§ **WHAT YOU HAVE TO DO**: The response must consist of each line in the listing that has the word "hint" in it.

§ **SOURCE MATERIAL**:
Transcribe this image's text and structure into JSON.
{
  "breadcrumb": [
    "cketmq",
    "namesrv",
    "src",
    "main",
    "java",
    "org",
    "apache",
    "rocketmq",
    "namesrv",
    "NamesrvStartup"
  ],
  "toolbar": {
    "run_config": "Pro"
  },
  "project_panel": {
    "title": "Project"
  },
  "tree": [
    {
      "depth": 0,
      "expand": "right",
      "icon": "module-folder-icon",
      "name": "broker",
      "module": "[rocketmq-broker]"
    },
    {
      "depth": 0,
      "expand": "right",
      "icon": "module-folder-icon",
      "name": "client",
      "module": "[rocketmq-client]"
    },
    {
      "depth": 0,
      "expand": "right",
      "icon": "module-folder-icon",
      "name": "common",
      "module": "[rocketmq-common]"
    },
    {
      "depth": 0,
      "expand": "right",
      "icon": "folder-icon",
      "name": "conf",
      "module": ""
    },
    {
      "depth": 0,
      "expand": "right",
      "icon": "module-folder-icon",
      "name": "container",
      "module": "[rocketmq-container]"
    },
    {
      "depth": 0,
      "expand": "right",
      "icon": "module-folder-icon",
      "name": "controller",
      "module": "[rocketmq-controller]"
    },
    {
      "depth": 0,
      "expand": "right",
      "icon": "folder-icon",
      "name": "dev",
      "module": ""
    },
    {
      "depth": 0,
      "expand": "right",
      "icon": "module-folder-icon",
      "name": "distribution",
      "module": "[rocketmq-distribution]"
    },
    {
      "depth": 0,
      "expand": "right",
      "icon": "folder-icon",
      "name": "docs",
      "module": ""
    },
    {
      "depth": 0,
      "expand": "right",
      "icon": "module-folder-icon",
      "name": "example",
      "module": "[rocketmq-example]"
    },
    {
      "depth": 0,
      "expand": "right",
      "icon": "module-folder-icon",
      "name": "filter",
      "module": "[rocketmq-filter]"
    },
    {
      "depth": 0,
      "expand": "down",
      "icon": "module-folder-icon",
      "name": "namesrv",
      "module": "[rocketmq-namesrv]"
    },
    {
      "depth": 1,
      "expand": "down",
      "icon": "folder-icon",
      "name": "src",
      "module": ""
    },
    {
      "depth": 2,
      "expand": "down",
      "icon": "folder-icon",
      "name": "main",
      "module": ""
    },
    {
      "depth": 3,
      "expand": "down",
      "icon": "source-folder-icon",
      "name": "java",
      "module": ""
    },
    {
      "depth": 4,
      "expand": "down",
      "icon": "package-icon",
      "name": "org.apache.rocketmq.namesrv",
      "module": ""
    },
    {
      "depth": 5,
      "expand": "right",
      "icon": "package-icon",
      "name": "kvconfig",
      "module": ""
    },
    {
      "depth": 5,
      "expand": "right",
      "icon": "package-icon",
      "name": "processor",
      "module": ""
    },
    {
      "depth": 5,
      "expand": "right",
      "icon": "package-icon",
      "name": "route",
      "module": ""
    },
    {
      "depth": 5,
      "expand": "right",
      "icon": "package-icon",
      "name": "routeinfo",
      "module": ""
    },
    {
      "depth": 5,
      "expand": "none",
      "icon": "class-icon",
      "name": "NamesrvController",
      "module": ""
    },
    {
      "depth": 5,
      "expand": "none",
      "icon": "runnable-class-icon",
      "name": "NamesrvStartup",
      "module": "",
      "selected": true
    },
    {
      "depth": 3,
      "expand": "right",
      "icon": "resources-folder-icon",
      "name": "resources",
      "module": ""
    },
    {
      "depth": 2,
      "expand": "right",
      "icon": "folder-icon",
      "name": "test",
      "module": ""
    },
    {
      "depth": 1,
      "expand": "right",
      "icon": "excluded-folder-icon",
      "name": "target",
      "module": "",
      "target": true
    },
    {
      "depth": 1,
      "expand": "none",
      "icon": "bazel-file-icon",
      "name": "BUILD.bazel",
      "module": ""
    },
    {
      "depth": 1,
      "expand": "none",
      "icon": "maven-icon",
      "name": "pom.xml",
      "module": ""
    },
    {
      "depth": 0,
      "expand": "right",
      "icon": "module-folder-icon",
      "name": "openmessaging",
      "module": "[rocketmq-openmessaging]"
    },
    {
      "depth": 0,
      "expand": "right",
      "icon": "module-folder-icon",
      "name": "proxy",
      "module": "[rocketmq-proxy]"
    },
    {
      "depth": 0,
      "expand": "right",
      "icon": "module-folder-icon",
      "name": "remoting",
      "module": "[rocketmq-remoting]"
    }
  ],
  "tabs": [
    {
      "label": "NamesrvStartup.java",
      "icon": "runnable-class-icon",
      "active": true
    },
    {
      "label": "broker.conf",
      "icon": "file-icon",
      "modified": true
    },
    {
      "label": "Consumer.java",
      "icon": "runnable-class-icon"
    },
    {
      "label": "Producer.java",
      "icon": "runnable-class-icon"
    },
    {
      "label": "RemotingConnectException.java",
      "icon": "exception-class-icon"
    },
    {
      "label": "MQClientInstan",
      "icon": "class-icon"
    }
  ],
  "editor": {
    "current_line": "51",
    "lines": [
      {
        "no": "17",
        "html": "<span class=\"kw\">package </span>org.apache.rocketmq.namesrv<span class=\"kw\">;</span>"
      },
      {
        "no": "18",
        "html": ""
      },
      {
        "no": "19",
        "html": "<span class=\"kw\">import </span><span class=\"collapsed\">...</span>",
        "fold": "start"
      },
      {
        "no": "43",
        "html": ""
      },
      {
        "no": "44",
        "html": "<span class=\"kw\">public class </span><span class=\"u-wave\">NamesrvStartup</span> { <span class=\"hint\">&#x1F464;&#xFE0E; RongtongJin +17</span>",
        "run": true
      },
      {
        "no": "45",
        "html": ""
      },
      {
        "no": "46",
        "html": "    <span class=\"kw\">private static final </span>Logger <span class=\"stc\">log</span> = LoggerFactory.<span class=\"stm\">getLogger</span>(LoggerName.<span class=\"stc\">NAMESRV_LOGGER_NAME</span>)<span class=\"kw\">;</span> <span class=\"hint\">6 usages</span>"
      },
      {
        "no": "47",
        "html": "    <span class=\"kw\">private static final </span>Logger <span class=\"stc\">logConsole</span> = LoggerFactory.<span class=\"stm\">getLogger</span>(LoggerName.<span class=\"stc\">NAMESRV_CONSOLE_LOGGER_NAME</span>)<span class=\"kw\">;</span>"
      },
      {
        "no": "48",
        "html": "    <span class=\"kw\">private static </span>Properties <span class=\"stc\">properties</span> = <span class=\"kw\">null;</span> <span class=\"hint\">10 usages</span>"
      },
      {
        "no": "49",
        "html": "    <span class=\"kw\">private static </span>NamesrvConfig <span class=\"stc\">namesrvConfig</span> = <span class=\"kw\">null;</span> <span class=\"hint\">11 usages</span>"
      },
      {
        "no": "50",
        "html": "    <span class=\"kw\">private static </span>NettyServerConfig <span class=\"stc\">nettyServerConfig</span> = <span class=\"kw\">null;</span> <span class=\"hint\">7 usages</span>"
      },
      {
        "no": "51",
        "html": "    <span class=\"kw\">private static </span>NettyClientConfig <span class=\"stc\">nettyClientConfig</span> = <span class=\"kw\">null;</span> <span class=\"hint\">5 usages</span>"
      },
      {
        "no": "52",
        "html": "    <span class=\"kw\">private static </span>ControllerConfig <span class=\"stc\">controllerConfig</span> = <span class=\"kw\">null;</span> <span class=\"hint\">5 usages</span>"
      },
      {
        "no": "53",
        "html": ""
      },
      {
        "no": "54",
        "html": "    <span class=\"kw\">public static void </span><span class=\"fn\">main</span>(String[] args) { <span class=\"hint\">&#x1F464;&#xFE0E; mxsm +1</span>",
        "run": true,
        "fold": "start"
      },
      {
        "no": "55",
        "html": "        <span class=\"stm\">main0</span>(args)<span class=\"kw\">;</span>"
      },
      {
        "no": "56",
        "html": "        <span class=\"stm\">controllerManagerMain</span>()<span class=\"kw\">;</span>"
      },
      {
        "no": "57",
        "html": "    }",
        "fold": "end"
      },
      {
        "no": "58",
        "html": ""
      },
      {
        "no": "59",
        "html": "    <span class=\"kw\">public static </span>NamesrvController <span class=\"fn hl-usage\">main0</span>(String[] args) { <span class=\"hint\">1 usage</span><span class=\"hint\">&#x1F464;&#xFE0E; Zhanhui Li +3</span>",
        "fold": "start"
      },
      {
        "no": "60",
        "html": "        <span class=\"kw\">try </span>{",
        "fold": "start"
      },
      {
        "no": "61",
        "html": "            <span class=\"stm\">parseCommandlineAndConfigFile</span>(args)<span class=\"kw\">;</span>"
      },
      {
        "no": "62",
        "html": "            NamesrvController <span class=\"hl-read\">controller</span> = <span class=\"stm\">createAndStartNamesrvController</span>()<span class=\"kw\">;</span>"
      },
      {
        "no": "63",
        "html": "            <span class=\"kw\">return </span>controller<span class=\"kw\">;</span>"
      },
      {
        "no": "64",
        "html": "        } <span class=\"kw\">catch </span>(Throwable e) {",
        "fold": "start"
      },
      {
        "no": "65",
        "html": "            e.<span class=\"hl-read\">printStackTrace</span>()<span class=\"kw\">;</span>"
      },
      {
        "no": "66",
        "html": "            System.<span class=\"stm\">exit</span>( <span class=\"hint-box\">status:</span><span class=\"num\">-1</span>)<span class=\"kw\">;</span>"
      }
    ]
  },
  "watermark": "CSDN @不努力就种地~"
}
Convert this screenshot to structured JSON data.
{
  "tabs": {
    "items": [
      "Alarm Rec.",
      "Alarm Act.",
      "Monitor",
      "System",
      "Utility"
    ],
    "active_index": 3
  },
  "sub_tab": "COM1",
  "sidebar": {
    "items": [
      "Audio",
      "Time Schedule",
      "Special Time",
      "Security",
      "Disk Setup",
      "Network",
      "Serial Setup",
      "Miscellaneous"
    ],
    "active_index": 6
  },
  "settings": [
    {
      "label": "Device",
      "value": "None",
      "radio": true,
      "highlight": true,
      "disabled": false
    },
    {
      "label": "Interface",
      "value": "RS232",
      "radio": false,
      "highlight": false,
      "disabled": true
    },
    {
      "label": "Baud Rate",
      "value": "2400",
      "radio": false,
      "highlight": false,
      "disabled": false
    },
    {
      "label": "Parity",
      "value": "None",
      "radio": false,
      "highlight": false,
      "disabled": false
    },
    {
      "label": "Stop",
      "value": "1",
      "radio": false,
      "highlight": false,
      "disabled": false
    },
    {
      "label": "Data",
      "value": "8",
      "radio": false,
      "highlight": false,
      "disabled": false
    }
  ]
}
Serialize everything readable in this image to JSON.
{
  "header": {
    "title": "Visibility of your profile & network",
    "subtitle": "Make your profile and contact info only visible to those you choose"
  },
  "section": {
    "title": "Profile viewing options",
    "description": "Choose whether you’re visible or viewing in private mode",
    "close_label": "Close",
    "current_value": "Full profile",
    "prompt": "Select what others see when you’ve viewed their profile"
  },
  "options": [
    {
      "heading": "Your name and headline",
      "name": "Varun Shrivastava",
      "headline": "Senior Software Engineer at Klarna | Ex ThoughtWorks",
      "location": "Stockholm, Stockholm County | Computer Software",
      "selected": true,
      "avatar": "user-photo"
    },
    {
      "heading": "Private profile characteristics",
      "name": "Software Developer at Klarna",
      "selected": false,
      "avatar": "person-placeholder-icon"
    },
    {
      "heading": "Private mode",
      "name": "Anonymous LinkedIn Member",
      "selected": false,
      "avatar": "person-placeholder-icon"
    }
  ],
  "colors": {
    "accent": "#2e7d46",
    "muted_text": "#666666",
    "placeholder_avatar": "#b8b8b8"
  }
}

§ **WRITTEN SOLUTION**:
        "html": "<span class=\"kw\">public class </span><span class=\"u-wave\">NamesrvStartup</span> { <span class=\"hint\">&#x1F464;&#xFE0E; RongtongJin +17</span>",
        "html": "    <span class=\"kw\">private static final </span>Logger <span class=\"stc\">log</span> = LoggerFactory.<span class=\"stm\">getLogger</span>(LoggerName.<span class=\"stc\">NAMESRV_LOGGER_NAME</span>)<span class=\"kw\">;</span> <span class=\"hint\">6 usages</span>"
        "html": "    <span class=\"kw\">private static </span>Properties <span class=\"stc\">properties</span> = <span class=\"kw\">null;</span> <span class=\"hint\">10 usages</span>"
        "html": "    <span class=\"kw\">private static </span>NamesrvConfig <span class=\"stc\">namesrvConfig</span> = <span class=\"kw\">null;</span> <span class=\"hint\">11 usages</span>"
        "html": "    <span class=\"kw\">private static </span>NettyServerConfig <span class=\"stc\">nettyServerConfig</span> = <span class=\"kw\">null;</span> <span class=\"hint\">7 usages</span>"
        "html": "    <span class=\"kw\">private static </span>NettyClientConfig <span class=\"stc\">nettyClientConfig</span> = <span class=\"kw\">null;</span> <span class=\"hint\">5 usages</span>"
        "html": "    <span class=\"kw\">private static </span>ControllerConfig <span class=\"stc\">controllerConfig</span> = <span class=\"kw\">null;</span> <span class=\"hint\">5 usages</span>"
        "html": "    <span class=\"kw\">public static void </span><span class=\"fn\">main</span>(String[] args) { <span class=\"hint\">&#x1F464;&#xFE0E; mxsm +1</span>",
        "html": "    <span class=\"kw\">public static </span>NamesrvController <span class=\"fn hl-usage\">main0</span>(String[] args) { <span class=\"hint\">1 usage</span><span class=\"hint\">&#x1F464;&#xFE0E; Zhanhui Li +3</span>",
        "html": "            System.<span class=\"stm\">exit</span>( <span class=\"hint-box\">status:</span><span class=\"num\">-1</span>)<span class=\"kw\">;</span>"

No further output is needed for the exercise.